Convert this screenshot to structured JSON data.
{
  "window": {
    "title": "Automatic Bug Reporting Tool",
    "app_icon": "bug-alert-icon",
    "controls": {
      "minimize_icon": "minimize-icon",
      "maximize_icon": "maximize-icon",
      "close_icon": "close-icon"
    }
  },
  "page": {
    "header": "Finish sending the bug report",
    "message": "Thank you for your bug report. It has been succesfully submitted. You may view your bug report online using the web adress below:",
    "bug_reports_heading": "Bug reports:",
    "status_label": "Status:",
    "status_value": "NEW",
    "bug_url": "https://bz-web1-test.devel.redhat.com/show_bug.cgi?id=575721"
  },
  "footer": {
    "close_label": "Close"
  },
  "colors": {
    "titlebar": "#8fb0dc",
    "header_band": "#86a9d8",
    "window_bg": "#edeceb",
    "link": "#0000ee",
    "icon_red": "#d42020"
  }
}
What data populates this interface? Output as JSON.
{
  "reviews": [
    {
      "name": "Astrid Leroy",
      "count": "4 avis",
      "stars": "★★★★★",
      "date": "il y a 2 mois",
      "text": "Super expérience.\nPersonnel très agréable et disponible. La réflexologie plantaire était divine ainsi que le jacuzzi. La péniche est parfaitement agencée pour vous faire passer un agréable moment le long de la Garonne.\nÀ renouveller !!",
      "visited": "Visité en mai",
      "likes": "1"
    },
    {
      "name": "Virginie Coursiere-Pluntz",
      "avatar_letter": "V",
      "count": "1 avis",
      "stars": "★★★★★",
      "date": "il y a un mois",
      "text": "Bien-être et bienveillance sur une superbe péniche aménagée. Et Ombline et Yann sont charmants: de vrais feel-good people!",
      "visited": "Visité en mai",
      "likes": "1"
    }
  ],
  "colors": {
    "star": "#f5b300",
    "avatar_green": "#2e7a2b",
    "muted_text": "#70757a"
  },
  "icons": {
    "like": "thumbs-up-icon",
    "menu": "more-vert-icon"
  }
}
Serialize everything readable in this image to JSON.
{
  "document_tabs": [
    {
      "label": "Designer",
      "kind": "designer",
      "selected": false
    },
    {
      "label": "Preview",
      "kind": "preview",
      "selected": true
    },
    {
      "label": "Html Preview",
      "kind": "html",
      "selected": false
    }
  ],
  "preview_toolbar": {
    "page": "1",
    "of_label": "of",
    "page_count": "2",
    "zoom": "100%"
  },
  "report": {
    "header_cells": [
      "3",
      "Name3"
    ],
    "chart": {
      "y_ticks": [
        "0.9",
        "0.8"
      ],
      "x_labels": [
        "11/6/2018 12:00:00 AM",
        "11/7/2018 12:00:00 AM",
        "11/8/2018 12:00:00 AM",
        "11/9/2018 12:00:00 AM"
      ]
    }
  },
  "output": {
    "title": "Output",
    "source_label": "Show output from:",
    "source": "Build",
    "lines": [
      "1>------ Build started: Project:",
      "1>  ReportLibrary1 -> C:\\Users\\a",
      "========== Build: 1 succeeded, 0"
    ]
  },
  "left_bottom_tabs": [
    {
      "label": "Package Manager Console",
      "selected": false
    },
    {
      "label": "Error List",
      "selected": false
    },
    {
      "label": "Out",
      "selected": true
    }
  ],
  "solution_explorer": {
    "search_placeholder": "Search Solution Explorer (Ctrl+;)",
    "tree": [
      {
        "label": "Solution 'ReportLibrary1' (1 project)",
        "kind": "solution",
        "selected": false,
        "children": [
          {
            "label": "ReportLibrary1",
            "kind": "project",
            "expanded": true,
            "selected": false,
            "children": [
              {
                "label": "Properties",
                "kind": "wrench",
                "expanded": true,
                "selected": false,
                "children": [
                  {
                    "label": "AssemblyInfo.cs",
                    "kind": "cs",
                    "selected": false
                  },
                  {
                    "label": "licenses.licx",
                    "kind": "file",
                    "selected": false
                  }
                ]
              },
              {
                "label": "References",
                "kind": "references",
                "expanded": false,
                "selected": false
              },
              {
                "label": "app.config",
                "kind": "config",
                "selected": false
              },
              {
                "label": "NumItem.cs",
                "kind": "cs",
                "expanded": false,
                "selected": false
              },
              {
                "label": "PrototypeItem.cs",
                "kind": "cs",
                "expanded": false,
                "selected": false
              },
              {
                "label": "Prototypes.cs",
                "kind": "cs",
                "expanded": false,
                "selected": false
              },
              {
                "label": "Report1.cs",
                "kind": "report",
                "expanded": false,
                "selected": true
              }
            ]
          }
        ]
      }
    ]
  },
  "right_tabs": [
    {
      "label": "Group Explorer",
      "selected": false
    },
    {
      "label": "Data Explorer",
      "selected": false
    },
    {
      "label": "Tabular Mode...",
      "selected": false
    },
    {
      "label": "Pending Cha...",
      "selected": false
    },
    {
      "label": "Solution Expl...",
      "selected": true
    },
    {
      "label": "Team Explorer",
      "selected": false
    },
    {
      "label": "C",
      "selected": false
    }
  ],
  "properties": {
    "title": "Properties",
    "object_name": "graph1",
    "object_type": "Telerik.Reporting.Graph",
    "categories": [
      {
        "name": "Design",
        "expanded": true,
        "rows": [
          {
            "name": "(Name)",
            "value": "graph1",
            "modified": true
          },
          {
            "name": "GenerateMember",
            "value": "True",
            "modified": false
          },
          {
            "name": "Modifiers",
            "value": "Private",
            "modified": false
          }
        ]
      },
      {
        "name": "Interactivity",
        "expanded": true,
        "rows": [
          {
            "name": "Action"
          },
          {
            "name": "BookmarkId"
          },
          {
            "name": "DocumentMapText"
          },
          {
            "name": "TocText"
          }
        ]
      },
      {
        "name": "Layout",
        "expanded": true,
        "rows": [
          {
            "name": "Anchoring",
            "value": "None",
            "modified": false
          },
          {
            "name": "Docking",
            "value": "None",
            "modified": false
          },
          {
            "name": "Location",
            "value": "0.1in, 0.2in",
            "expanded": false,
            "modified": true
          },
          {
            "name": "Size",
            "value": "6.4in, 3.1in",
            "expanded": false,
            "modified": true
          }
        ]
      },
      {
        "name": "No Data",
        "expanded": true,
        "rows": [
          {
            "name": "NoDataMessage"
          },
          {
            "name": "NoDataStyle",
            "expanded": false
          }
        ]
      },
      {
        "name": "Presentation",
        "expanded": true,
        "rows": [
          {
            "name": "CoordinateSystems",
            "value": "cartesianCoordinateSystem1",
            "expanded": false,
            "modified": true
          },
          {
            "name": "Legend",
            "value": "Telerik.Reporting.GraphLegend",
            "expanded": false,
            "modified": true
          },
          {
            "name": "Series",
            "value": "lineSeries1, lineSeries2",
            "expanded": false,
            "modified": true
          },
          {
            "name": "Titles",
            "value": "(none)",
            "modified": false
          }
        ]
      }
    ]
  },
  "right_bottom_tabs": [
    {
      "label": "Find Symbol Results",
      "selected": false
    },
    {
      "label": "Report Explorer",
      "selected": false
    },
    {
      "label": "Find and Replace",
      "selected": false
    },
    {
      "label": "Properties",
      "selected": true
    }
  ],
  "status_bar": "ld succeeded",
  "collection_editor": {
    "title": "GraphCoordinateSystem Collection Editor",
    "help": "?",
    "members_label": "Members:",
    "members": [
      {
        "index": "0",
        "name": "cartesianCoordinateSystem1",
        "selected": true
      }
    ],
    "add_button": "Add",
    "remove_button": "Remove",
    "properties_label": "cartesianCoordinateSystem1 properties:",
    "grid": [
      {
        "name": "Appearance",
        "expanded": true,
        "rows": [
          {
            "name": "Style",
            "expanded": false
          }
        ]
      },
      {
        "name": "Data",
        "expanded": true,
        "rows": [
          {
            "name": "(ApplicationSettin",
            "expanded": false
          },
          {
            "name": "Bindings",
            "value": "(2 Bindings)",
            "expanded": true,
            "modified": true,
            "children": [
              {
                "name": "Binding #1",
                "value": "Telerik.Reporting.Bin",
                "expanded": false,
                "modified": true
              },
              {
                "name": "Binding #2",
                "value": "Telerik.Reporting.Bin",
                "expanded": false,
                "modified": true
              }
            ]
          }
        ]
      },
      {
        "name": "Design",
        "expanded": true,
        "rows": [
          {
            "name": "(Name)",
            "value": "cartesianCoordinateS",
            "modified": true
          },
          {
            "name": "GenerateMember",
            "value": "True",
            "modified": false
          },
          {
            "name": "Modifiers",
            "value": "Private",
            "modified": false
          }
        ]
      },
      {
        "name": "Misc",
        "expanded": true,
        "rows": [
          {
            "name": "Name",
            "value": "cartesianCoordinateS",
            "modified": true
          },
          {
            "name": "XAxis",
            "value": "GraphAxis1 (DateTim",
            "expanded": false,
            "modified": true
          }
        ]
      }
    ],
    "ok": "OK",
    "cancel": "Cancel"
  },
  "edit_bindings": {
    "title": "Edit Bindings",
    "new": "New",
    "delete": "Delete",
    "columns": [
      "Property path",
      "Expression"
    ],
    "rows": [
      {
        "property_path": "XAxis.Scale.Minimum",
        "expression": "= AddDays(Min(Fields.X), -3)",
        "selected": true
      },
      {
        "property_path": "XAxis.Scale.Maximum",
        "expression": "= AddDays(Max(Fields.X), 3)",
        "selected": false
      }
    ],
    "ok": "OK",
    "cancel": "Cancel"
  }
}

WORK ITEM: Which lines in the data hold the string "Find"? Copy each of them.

WORKED SOLUTION:
      "label": "Find Symbol Results",
      "label": "Find and Replace",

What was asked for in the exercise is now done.